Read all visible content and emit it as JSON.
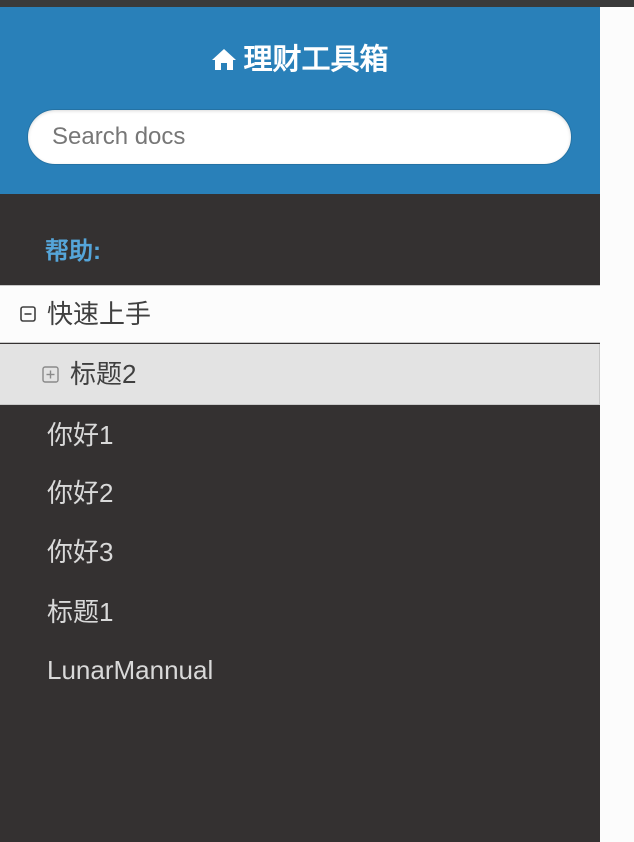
{
  "header": {
    "brand_icon": "home-icon",
    "brand_title": "理财工具箱"
  },
  "search": {
    "placeholder": "Search docs"
  },
  "nav": {
    "caption": "帮助:",
    "current": {
      "label": "快速上手",
      "toggle_icon": "minus-square-icon"
    },
    "current_child": {
      "label": "标题2",
      "toggle_icon": "plus-square-icon"
    },
    "links": [
      "你好1",
      "你好2",
      "你好3",
      "标题1",
      "LunarMannual"
    ]
  },
  "colors": {
    "header_blue": "#2980b9",
    "sidebar_dark": "#343131",
    "caption_blue": "#55a5d9",
    "current_bg": "#fcfcfc",
    "child_bg": "#e3e3e3"
  }
}
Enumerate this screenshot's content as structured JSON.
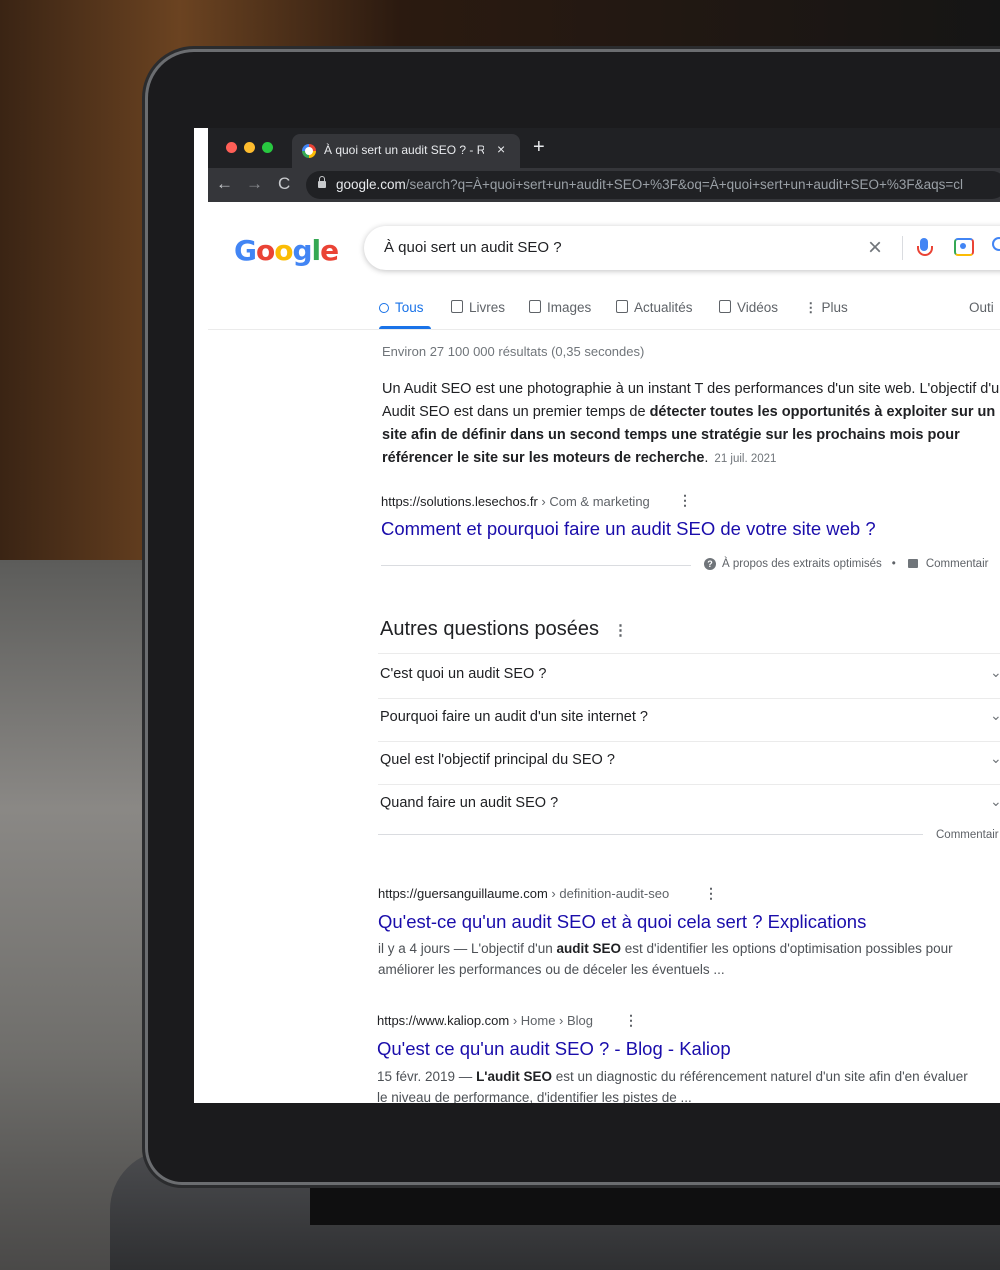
{
  "browser": {
    "tab_title": "À quoi sert un audit SEO ? - Re",
    "tab_close": "×",
    "new_tab": "+",
    "url_host": "google.com",
    "url_rest": "/search?q=À+quoi+sert+un+audit+SEO+%3F&oq=À+quoi+sert+un+audit+SEO+%3F&aqs=cl",
    "back": "←",
    "forward": "→",
    "reload": "C"
  },
  "google": {
    "logo": "Google",
    "query": "À quoi sert un audit SEO ?",
    "clear": "×",
    "tabs": [
      {
        "label": "Tous"
      },
      {
        "label": "Livres"
      },
      {
        "label": "Images"
      },
      {
        "label": "Actualités"
      },
      {
        "label": "Vidéos"
      },
      {
        "label": "Plus"
      },
      {
        "label": "Outi"
      }
    ],
    "result_stats": "Environ 27 100 000 résultats (0,35 secondes)"
  },
  "featured": {
    "text_plain": "Un Audit SEO est une photographie à un instant T des performances d'un site web. L'objectif d'un Audit SEO est dans un premier temps de ",
    "text_bold": "détecter toutes les opportunités à exploiter sur un site afin de définir dans un second temps une stratégie sur les prochains mois pour référencer le site sur les moteurs de recherche",
    "text_end": ".",
    "date": "21 juil. 2021",
    "cite_url": "https://solutions.lesechos.fr",
    "cite_crumb": " › Com & marketing",
    "title": "Comment et pourquoi faire un audit SEO de votre site web ?",
    "about": "À propos des extraits optimisés",
    "comment": "Commentair"
  },
  "paa": {
    "title": "Autres questions posées",
    "questions": [
      "C'est quoi un audit SEO ?",
      "Pourquoi faire un audit d'un site internet ?",
      "Quel est l'objectif principal du SEO ?",
      "Quand faire un audit SEO ?"
    ],
    "comment": "Commentair"
  },
  "results": [
    {
      "cite_url": "https://guersanguillaume.com",
      "cite_crumb": " › definition-audit-seo",
      "title": "Qu'est-ce qu'un audit SEO et à quoi cela sert ? Explications",
      "desc_pre": "il y a 4 jours — L'objectif d'un ",
      "desc_bold": "audit SEO",
      "desc_post": " est d'identifier les options d'optimisation possibles pour améliorer les performances ou de déceler les éventuels ..."
    },
    {
      "cite_url": "https://www.kaliop.com",
      "cite_crumb": " › Home › Blog",
      "title": "Qu'est ce qu'un audit SEO ? - Blog - Kaliop",
      "desc_pre": "15 févr. 2019 — ",
      "desc_bold": "L'audit SEO",
      "desc_post": " est un diagnostic du référencement naturel d'un site afin d'en évaluer le niveau de performance, d'identifier les pistes de ..."
    }
  ]
}
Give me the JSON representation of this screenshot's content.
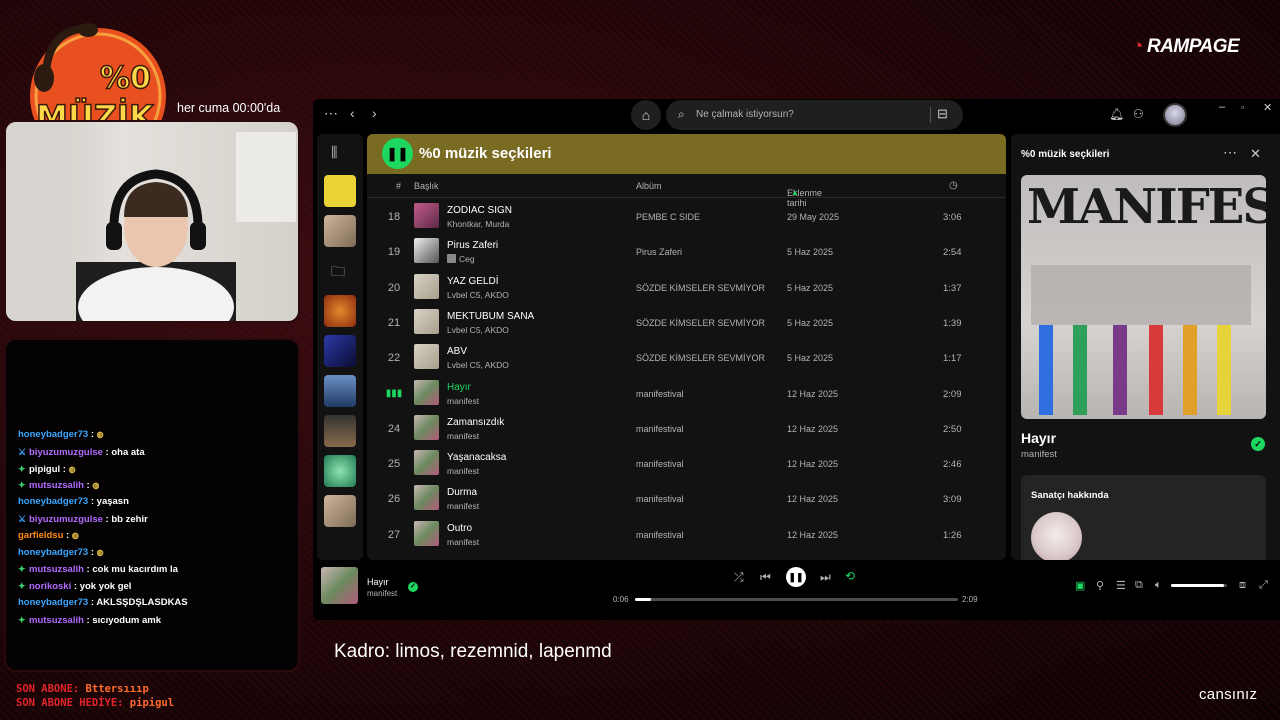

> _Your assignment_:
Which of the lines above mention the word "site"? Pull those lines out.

> _Exercise response_:
    "text_plain": "Un Audit SEO est une photographie à un instant T des performances d'un site web. L'objectif d'un Audit SEO est dans un premier temps de ",
    "text_bold": "détecter toutes les opportunités à exploiter sur un site afin de définir dans un second temps une stratégie sur les prochains mois pour référencer le site sur les moteurs de recherche",
    "title": "Comment et pourquoi faire un audit SEO de votre site web ?",
      "Pourquoi faire un audit d'un site internet ?",
      "desc_post": " est un diagnostic du référencement naturel d'un site afin d'en évaluer le niveau de performance, d'identifier les pistes de ..."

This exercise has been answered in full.